You and I are simply not up to the task of what God requires of us. Loving all people, giving away what we have, crossing boundaries and barriers, losing our life as we know it and taking up our cross, living our lives out of hope and not fear.
And this is why we need Paul’s prayer. This is our prayer. Make us.
Lord, if you don’t do it…..how can I be blameless?
Lord, if you don’t increase my love, how will I love all people?
Lord, if you don’t direct my way, how will I go?
Lord, if you don’t strengthen my heart, how will I be more holy?
Corrie Ten Boom was a Dutch Christian who, along with her family, was sent to a concentration camp during WWII for hiding Jews in her home. Her sister died in the camp. After the war, Corrie traveled and spoke to many groups about her experiences and her faith, and at one of these events, a man came up to her whom she immediately recognized as one of the guards at her camp. She could tell he didn’t recognize her, but she knew him. And when he came up to her, he told her that he had been a guard, but that he’d become a Christian, and although he knew God forgave him, he asked, “will you forgive me too?” and he reached out his hand. I will read her own words describing her reaction:
“And I stood there—I whose sins had again and again to be forgiven—and could not forgive. Betsie had died in that place—could he erase her slow terrible death simply for the asking?
“It could not have been many seconds that he stood there—hand held out—but to me it seemed hours as I wrestled with the most difficult thing I had ever had to do [….]
“And still I stood there with the coldness clutching my heart. […] ‘… Help!’ I prayed silently. ‘I can lift my hand. I can do that much. You supply the feeling.’
“And so woodenly, mechanically, I thrust my hand into the one stretched out to me. And as I did, an incredible thing took place. The current started in my shoulder, raced down my arm, sprang into our joined hands. And then this healing warmth seemed to flood my whole being, bringing tears to my eyes.
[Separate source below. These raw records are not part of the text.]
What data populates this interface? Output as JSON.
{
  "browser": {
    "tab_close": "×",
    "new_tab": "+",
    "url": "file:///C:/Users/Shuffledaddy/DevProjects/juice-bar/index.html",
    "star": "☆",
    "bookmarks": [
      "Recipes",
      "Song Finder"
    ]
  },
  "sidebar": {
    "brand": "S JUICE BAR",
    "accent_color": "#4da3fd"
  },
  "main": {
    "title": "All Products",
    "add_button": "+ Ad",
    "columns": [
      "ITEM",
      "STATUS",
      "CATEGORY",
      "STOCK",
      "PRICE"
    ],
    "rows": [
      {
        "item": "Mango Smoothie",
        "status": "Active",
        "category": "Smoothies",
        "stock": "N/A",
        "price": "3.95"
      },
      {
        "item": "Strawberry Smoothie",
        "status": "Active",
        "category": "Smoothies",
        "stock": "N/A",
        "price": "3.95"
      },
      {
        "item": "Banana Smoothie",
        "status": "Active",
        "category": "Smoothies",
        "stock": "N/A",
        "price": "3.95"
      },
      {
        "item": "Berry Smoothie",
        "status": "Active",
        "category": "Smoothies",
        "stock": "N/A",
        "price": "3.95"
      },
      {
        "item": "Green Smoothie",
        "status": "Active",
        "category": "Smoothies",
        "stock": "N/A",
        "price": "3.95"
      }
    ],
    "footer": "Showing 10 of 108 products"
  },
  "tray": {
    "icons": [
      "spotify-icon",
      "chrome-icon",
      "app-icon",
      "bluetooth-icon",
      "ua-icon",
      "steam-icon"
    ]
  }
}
“ ‘I forgive you, brother!’ I cried. ‘With all my heart!’
“For a long moment we grasped each other’s hands, the former guard and the former prisoner. I had never known God’s love so intensely, as I did then.”
Corrie’s prayer – “help!” – is our prayer. Without the Lord, we are unable to meet the tasks ahead of us, the work he has given us, love the people he has called us to love, step out of our comfort zones and into scary territory…..but with God, empowered by the Holy Spirit,when we mechanically take that first step (whatever small step we can see before us) and cry “Help, Lord!” we find that God is faithful and will make us over. Forgive where we could not. Love where we could not. Be faithful and patient and wise where we could not.
Today, in the waiting and the living, take whatever first step you see in front of you. Take that first mechanical risky step and cry, “Help!” and God is faithful. Grace shines through. Grace shines through all the cracks, holding us together as a community of people who don’t have it all together and are definitely not blameless, who will let it all hang out and cry, “Lord, make us!” And the Lord makes us. The Lord makes us abound in love and strengthens our hearts.